Several years ago in a Facebook post my friend, Courtenay, said, "I'm in a relationship with myself. So far it's going pretty well."
That got me thinking about the advantages of self-dating. Romantic relationships with another person are so...so...complicated.
Usually when you hear someone say, “I’m dating myself,” they’re about to make a comment which exposes their age. For example: “I’m dating myself here but I always thought Barbara Eden in I Dream of Jeanie was smokin’ hot!” OR “I know I’m dating myself when I say this but I actually liked cassette tapes."
It seems to me that being in an exclusive relationship with yourself certainly has its upsides. For one thing, there’s a good chance that you’re going to like a lot of the same things. “You like TexMex and Bruce Springsteen? That’s amazing, so do I!” The relationship begins to grow and then soar as you discover compatible values and opinions, common interests, and shared beliefs. The feelings you have for one another are mutual. There’s none of that awkwardness seen in many relationships where one partner is stomping the accelerator and the other is pressing the brake. And none of those dreaded DTR (Define This Relationship) conversations.
When you’re in a close relationship with yourself you know each other so well you can finish each other’s sentences. Sometimes, I swear, it’s like you can read each other’s mind. In normal relationships it’s annoying when someone finishes your sentences and being able to read your partner’s mind would soon make you beg for mental illiteracy.
Being on a date with yourself is easier. No need to change your outfit four times and obsess over whether you should leave that button undone because after all it is a first date and you don’t want him to think that…but on the other hand, you don’t want to be buttoned up like an Amish school teacher.
And the great thing is your date always thinks you look fantastic, does NOT think that dress makes your butt look fat, and always makes great plans that are exactly what you wanted to do! “You wanna go shoe shopping and then to the Cheesecake Factory? OMG, we were made for each other!”
However, self-dating’s romance can begin to fade. Oh sure, it’s great now. But soon you’ll start to leave the toilet seat up, stop opening the car door for yourself, and you’ll only get flowers after a big fight.
And speaking of big fights, that leads to the inevitable question. How do you break up with yourself? What if one of you decides she wants to start seeing other people? How do you respond when you can tell you’re about to get the “It’s-not –you; it’s-me” speech? Along with the “you deserve someone better” line. Actually, you will discover when that time comes you’ll both be ready to see other people.
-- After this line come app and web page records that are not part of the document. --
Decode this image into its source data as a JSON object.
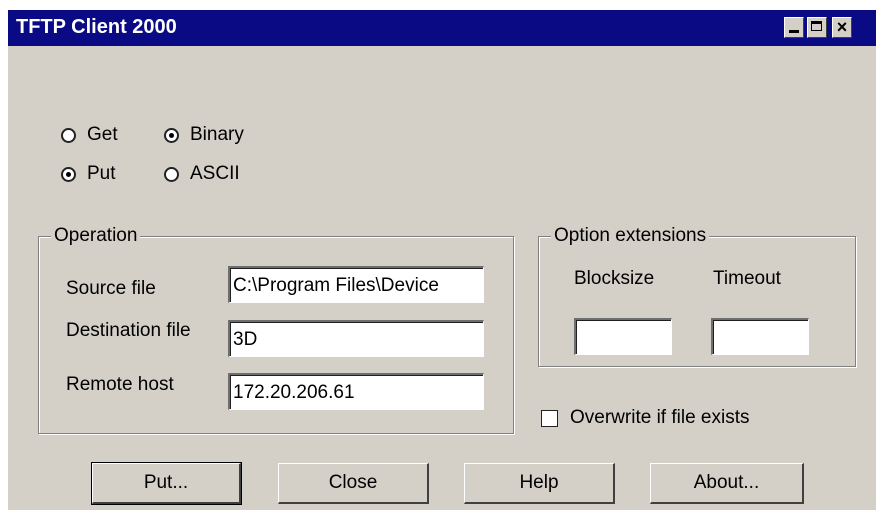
{
  "window": {
    "title": "TFTP Client 2000",
    "close_glyph": "×"
  },
  "mode": {
    "get_label": "Get",
    "put_label": "Put",
    "binary_label": "Binary",
    "ascii_label": "ASCII",
    "direction_selected": "Put",
    "transfer_selected": "Binary"
  },
  "operation": {
    "legend": "Operation",
    "source_label": "Source file",
    "source_value": "C:\\Program Files\\Device",
    "destination_label": "Destination file",
    "destination_value": "3D",
    "remote_label": "Remote host",
    "remote_value": "172.20.206.61"
  },
  "options": {
    "legend": "Option extensions",
    "blocksize_label": "Blocksize",
    "blocksize_value": "",
    "timeout_label": "Timeout",
    "timeout_value": ""
  },
  "overwrite": {
    "label": "Overwrite if file exists",
    "checked": false
  },
  "buttons": {
    "put": "Put...",
    "close": "Close",
    "help": "Help",
    "about": "About..."
  }
}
Courtenay shared some serious thoughts with me about this relationship stage in her life.
“I used to be a serial dater. I would get out of one relationship and hop right into another. I am finally learning, after a divorce and a broken engagement, that I need time to be alone and focus on myself. I have also learned that focusing on yourself isn't one bit selfish and is actually a necessary part of growing up."
And Courtenay has a thought about Valentine’s Day: “It sucks! Not because I am a woman pining for a man to send me overpriced red roses or take me to dinner at a restaurant that assumes you want to share your dessert. It sucks because every day should be filled with love. And a whole dessert. And flowers of your choice. I don't need to be reminded by a fat baby in a diaper with a bow and arrow that I should tell someone I love them. I do that daily, starting with myself.”
Courtenay knows that in due time her heart will be ready for love again. But in the meantime, don’t feel sorry for Courtenay that she doesn’t have a date for Valentine’s Day with a special someone. She does … with friends, her daughter, and with one remarkable lady who was once a stranger to her but who is now a wiser and trusted friend.
Ramon Presson, PhD, is a licensed marriage & family therapist in Franklin (www.ramonpressontherapy.com) the author of multiple books, and a member of the National Society of Newspaper Columnists. He can be reached at [email protected].